__What to work on__
The entries that follow should come back exactly, with no pictures among them.

__Given entries__
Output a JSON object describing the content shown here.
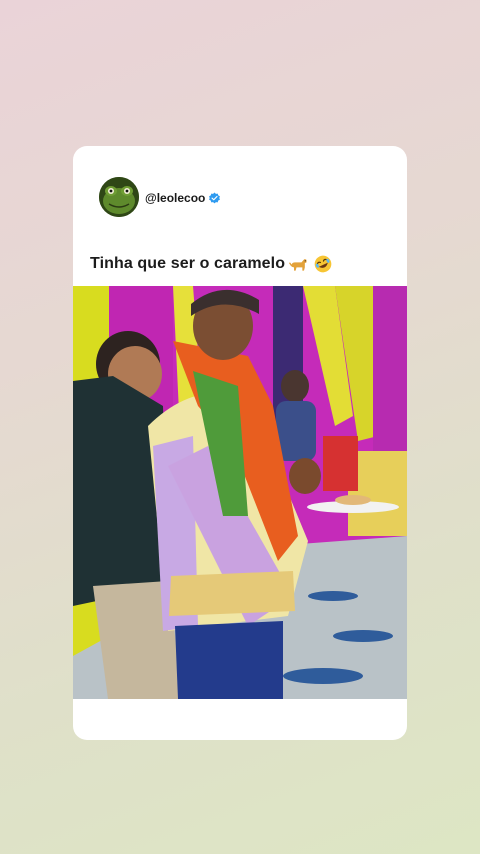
{
  "post": {
    "username": "@leolecoo",
    "verified": true,
    "caption": "Tinha que ser o caramelo",
    "caption_emojis": [
      "dog-emoji",
      "rofl-emoji"
    ]
  },
  "colors": {
    "background_top": "#ead3d8",
    "background_bottom": "#dde6c4",
    "card": "#ffffff",
    "verified_badge": "#2f9bf0"
  }
}
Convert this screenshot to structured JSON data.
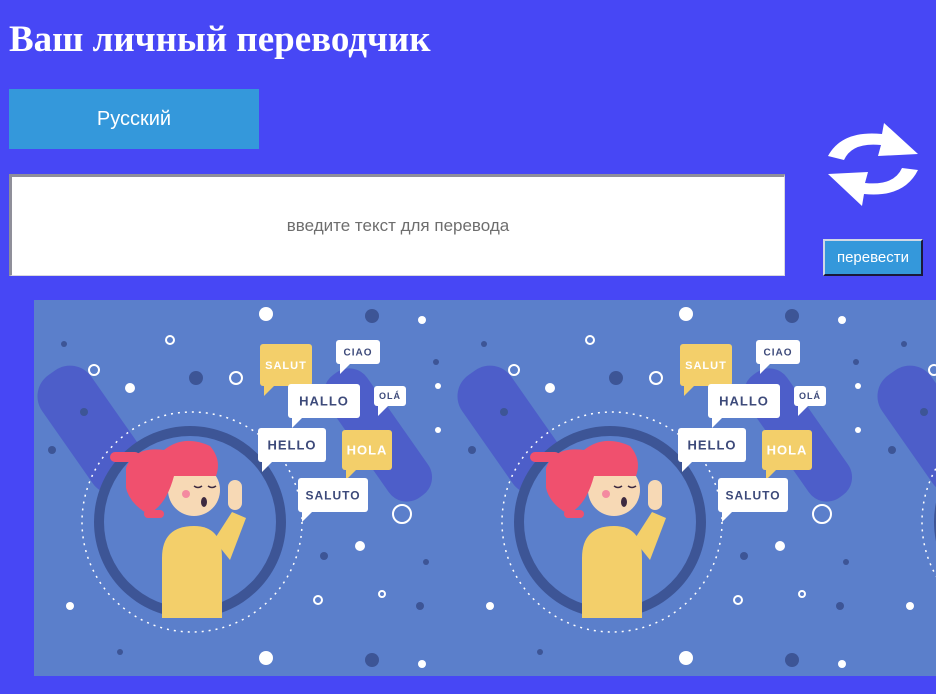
{
  "app": {
    "title": "Ваш личный переводчик"
  },
  "language_selector": {
    "label": "Русский"
  },
  "input": {
    "placeholder": "введите текст для перевода",
    "value": ""
  },
  "swap": {
    "icon": "swap-arrows-icon"
  },
  "translate_button": {
    "label": "перевести"
  },
  "banner": {
    "greetings": [
      "SALUT",
      "CIAO",
      "HALLO",
      "OLÁ",
      "HELLO",
      "HOLA",
      "SALUTO"
    ]
  },
  "colors": {
    "background": "#4747f5",
    "button": "#3498db",
    "banner_bg": "#5b7fcb",
    "bubble_white": "#ffffff",
    "bubble_yellow": "#f3cf6a",
    "hair": "#f0506e"
  }
}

__Answer area__
Output a JSON object describing the content shown here.
{
  "post": {
    "username": "@leolecoo",
    "verified": true,
    "caption": "Tinha que ser o caramelo",
    "caption_emojis": [
      "dog-emoji",
      "rofl-emoji"
    ]
  },
  "colors": {
    "background_top": "#ead3d8",
    "background_bottom": "#dde6c4",
    "card": "#ffffff",
    "verified_badge": "#2f9bf0"
  }
}
Convert this screenshot to structured JSON data.
{
  "app": {
    "title": "Ваш личный переводчик"
  },
  "language_selector": {
    "label": "Русский"
  },
  "input": {
    "placeholder": "введите текст для перевода",
    "value": ""
  },
  "swap": {
    "icon": "swap-arrows-icon"
  },
  "translate_button": {
    "label": "перевести"
  },
  "banner": {
    "greetings": [
      "SALUT",
      "CIAO",
      "HALLO",
      "OLÁ",
      "HELLO",
      "HOLA",
      "SALUTO"
    ]
  },
  "colors": {
    "background": "#4747f5",
    "button": "#3498db",
    "banner_bg": "#5b7fcb",
    "bubble_white": "#ffffff",
    "bubble_yellow": "#f3cf6a",
    "hair": "#f0506e"
  }
}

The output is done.